Obion County ranks 54th out of the 95 Tennessee counties on how healthy its residents are and how long they live, according to the 2012 County Health Rankings released this week.
Nearby Weakley County is one of the healthiest in the state ranking at No. 8. Other surrounding counties include Gibson County coming in at No. 67, Dyer at No. 75 and Lake County at No. 82.
The healthiest top five counties in the state are Williamson, Sumner, Rutherford, Blount and Moore, while the worst five counties are Grundy, Benton, Campbell, Clay and Carroll.
The rankings are an annual check-up that highlights the healthiest and least healthy counties in every state, as well as those factors that influence health, outside of the doctor’s office. The rankings highlight the importance of critical factors such as education rates, income levels and access to healthy foods, as well as access to medical care, in influencing how long and how well people live. Now in its third year, the rankings are increasingly being used by community leaders to help identify challenges and take action in a variety of ways to improve residents’ health.
Published online at www.countyhealthrankings.org by the University of Wisconsin Population Health Institute and the Robert Wood Johnson Foundation (RWJF), the rankings assess the overall health of nearly every county in all 50 states, using a standard way to measure how healthy people are and how long they live. The rankings consider factors that affect people’s health in four categories: health behavior, clinical care, social and economic factors and physical environment. This year’s rankings include several new measures, such as how many fast food restaurants are in a county and levels of physical inactivity among residents. Graphs illustrating premature death trends over 10 years are new as well.
“The County Health Rankings show us that much of what influences our health happens outside of the doctor’s office. In fact, where we live, learn, work and play has a big role in determining how healthy we are and how long we live,” said Risa Lavizzo-Mourey, M.D., M.B.A., president and CEO of RWJF. “The good news is that businesses, health care providers, government, consumers and community leaders are already joining forces in communities across the nation to change some of the gaps that the rankings highlight.”
The rankings show that, within states and across the nation, there are big differences in health and the factors that influence health.
Within each state, even the healthiest counties have areas where they can improve. Healthier counties (those where people live longer and have a better quality of life) have lower rates of smoking, physical inactivity, teen births, preventable hospital stays, unemployment, children in poverty and violent crime and higher levels of education, social support and access to primary care physicians. But healthier counties are no more likely than unhealthy counties to have lower rates of excessive drinking or better access to healthy food options.
Across the nation, some factors that influence health, such as smoking, availability of primary care physicians, and social support, show highs and lows across all regions. Meanwhile other factors reflect some distinct regional patterns, such as:
• Excessive drinking rates are highest in the northern states.
• Rates of teen births, sexually transmitted infections and children in poverty are highest across the southern states.
• Unemployment rates are lowest in the northeastern, Midwest and central plains states.
• Motor vehicle crash deaths are lowest in the northeastern and upper Midwest states.
The rankings are based on the latest publicly-available data for each county and are unique local tools that every county can use to measure where its residents stand on multiple factors that influence health compared to other counties in their state.
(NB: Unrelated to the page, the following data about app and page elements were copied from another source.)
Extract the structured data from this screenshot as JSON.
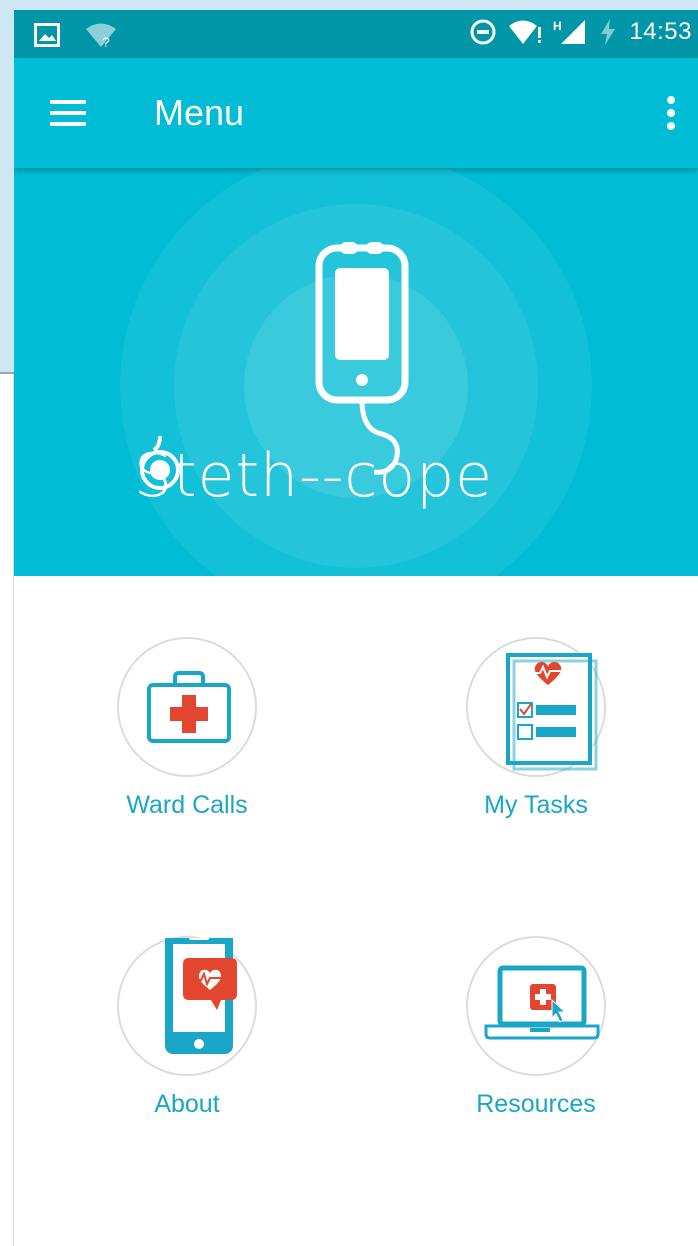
{
  "status_bar": {
    "time": "14:53",
    "icons": [
      "image-icon",
      "wifi-unknown-icon",
      "do-not-disturb-icon",
      "wifi-alert-icon",
      "signal-h-icon",
      "battery-charging-icon"
    ]
  },
  "app_bar": {
    "title": "Menu",
    "icons": [
      "hamburger-menu-icon",
      "overflow-menu-icon"
    ]
  },
  "hero": {
    "logo_text_before": "Steth-",
    "logo_text_after": "-cope"
  },
  "menu": {
    "items": [
      {
        "label": "Ward Calls",
        "icon": "first-aid-kit-icon"
      },
      {
        "label": "My Tasks",
        "icon": "task-checklist-icon"
      },
      {
        "label": "About",
        "icon": "phone-heart-icon"
      },
      {
        "label": "Resources",
        "icon": "laptop-medical-icon"
      }
    ]
  },
  "colors": {
    "primary": "#00bcd4",
    "primary_dark": "#0096a7",
    "accent_red": "#e2462f",
    "label_blue": "#1aa6c7"
  }
}
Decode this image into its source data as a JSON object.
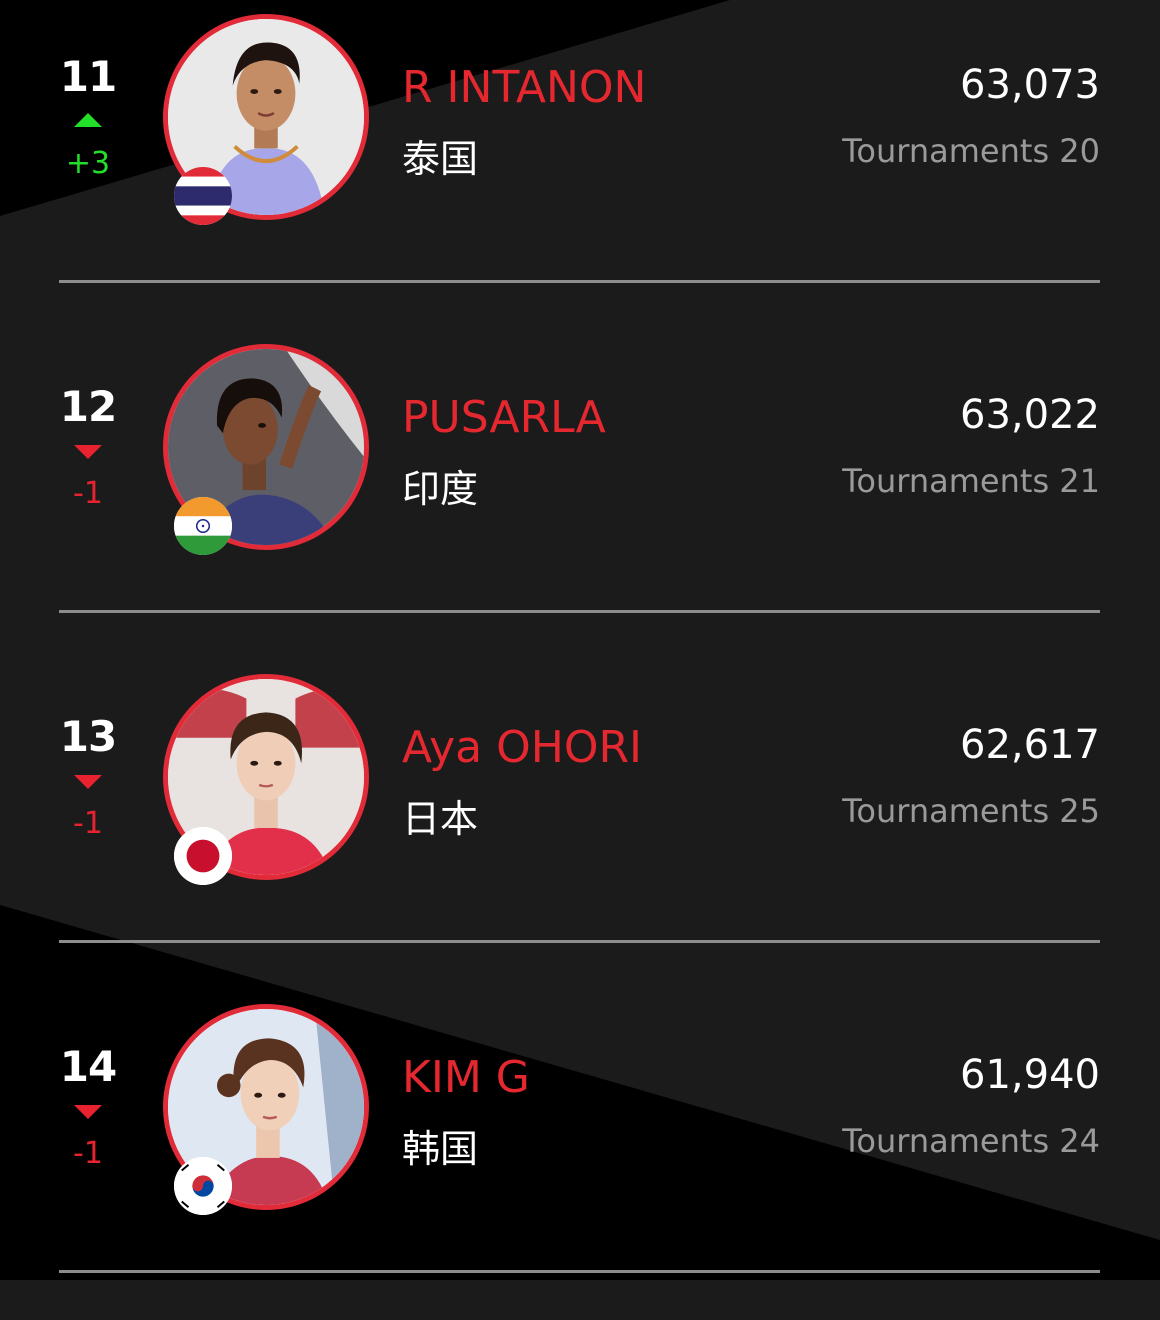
{
  "colors": {
    "accent": "#e5282f",
    "rank_up": "#22e02a",
    "rank_down": "#e8232f",
    "muted_text": "#9a9a9a",
    "background": "#1b1b1b"
  },
  "players": [
    {
      "rank": "11",
      "movement": "up",
      "change": "+3",
      "name": "R INTANON",
      "country": "泰国",
      "flag_icon": "thailand-flag-icon",
      "points": "63,073",
      "tournaments": "Tournaments 20"
    },
    {
      "rank": "12",
      "movement": "down",
      "change": "-1",
      "name": "PUSARLA",
      "country": "印度",
      "flag_icon": "india-flag-icon",
      "points": "63,022",
      "tournaments": "Tournaments 21"
    },
    {
      "rank": "13",
      "movement": "down",
      "change": "-1",
      "name": "Aya OHORI",
      "country": "日本",
      "flag_icon": "japan-flag-icon",
      "points": "62,617",
      "tournaments": "Tournaments 25"
    },
    {
      "rank": "14",
      "movement": "down",
      "change": "-1",
      "name": "KIM G",
      "country": "韩国",
      "flag_icon": "south-korea-flag-icon",
      "points": "61,940",
      "tournaments": "Tournaments 24"
    }
  ]
}
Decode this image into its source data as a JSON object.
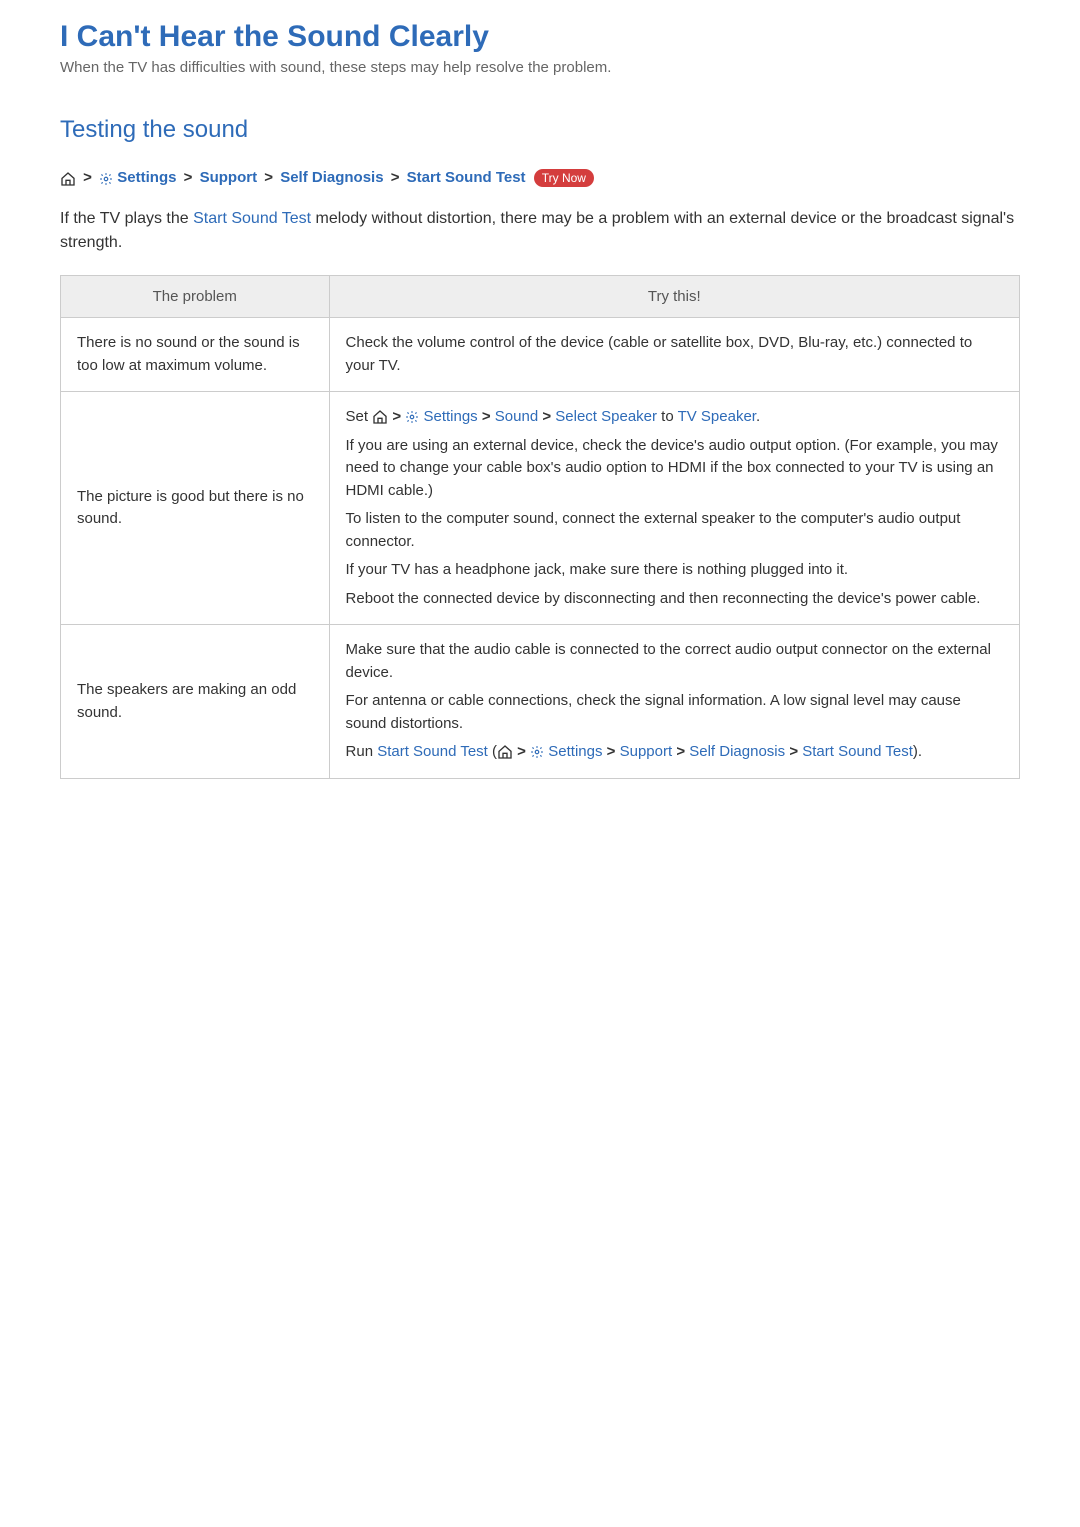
{
  "page_title": "I Can't Hear the Sound Clearly",
  "subtitle": "When the TV has difficulties with sound, these steps may help resolve the problem.",
  "section_heading": "Testing the sound",
  "breadcrumb": {
    "settings": "Settings",
    "support": "Support",
    "self_diagnosis": "Self Diagnosis",
    "start_sound_test": "Start Sound Test",
    "try_now": "Try Now"
  },
  "intro": {
    "part1": "If the TV plays the ",
    "start_sound_test": "Start Sound Test",
    "part2": " melody without distortion, there may be a problem with an external device or the broadcast signal's strength."
  },
  "table": {
    "header_problem": "The problem",
    "header_try": "Try this!",
    "rows": [
      {
        "problem": "There is no sound or the sound is too low at maximum volume.",
        "solution_plain": "Check the volume control of the device (cable or satellite box, DVD, Blu-ray, etc.) connected to your TV."
      },
      {
        "problem": "The picture is good but there is no sound.",
        "solution": {
          "set_prefix": "Set ",
          "settings": "Settings",
          "sound": "Sound",
          "select_speaker": "Select Speaker",
          "to": " to ",
          "tv_speaker": "TV Speaker",
          "period": ".",
          "p2": "If you are using an external device, check the device's audio output option. (For example, you may need to change your cable box's audio option to HDMI if the box connected to your TV is using an HDMI cable.)",
          "p3": "To listen to the computer sound, connect the external speaker to the computer's audio output connector.",
          "p4": "If your TV has a headphone jack, make sure there is nothing plugged into it.",
          "p5": "Reboot the connected device by disconnecting and then reconnecting the device's power cable."
        }
      },
      {
        "problem": "The speakers are making an odd sound.",
        "solution": {
          "p1": "Make sure that the audio cable is connected to the correct audio output connector on the external device.",
          "p2": "For antenna or cable connections, check the signal information. A low signal level may cause sound distortions.",
          "run_prefix": "Run ",
          "start_sound_test": "Start Sound Test",
          "open_paren": " (",
          "settings": "Settings",
          "support": "Support",
          "self_diagnosis": "Self Diagnosis",
          "start_sound_test2": "Start Sound Test",
          "close_paren": ")."
        }
      }
    ]
  }
}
Residents also can see how their county measures up on indicators like diabetes screening by comparing their county’s rank against a national benchmark reflecting the top performing counties in the United States. This year, the rankings are easier to use than ever, with a new interactive mapping feature available at www.countyhealthrankings.org.
Published in The Messenger 4.6.12